- About this exercise:
The pictures stay out. Please retype every line below exactly.

- Working data:
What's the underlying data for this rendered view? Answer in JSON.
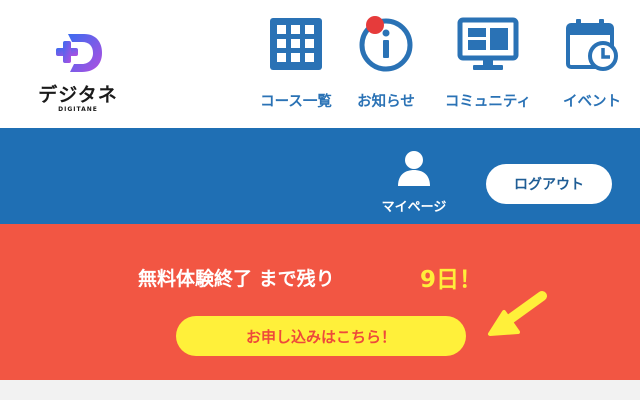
{
  "logo": {
    "name": "デジタネ",
    "sub": "DIGITANE"
  },
  "nav": {
    "courses_label": "コース一覧",
    "news_label": "お知らせ",
    "community_label": "コミュニティ",
    "events_label": "イベント"
  },
  "account": {
    "mypage_label": "マイページ",
    "logout_label": "ログアウト"
  },
  "trial": {
    "message": "無料体験終了 まで残り",
    "days": "9日！",
    "apply_label": "お申し込みはこちら！"
  },
  "colors": {
    "accent_blue": "#1f6fb4",
    "nav_blue": "#2a72b5",
    "banner_red": "#f25643",
    "highlight_yellow": "#fff03a",
    "notification_red": "#e63b3b"
  }
}
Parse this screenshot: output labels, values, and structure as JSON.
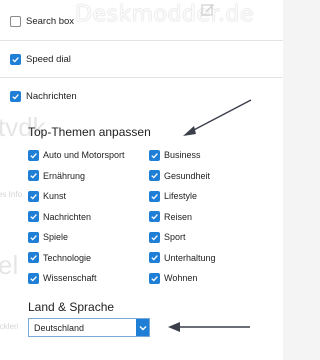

- Task output:
What's the underlying data for this rendered view? Answer in JSON.
{
  "logo": {
    "name": "デジタネ",
    "sub": "DIGITANE"
  },
  "nav": {
    "courses_label": "コース一覧",
    "news_label": "お知らせ",
    "community_label": "コミュニティ",
    "events_label": "イベント"
  },
  "account": {
    "mypage_label": "マイページ",
    "logout_label": "ログアウト"
  },
  "trial": {
    "message": "無料体験終了 まで残り",
    "days": "9日！",
    "apply_label": "お申し込みはこちら！"
  },
  "colors": {
    "accent_blue": "#1f6fb4",
    "nav_blue": "#2a72b5",
    "banner_red": "#f25643",
    "highlight_yellow": "#fff03a",
    "notification_red": "#e63b3b"
  }
}
Parse this screenshot: output labels, values, and structure as JSON.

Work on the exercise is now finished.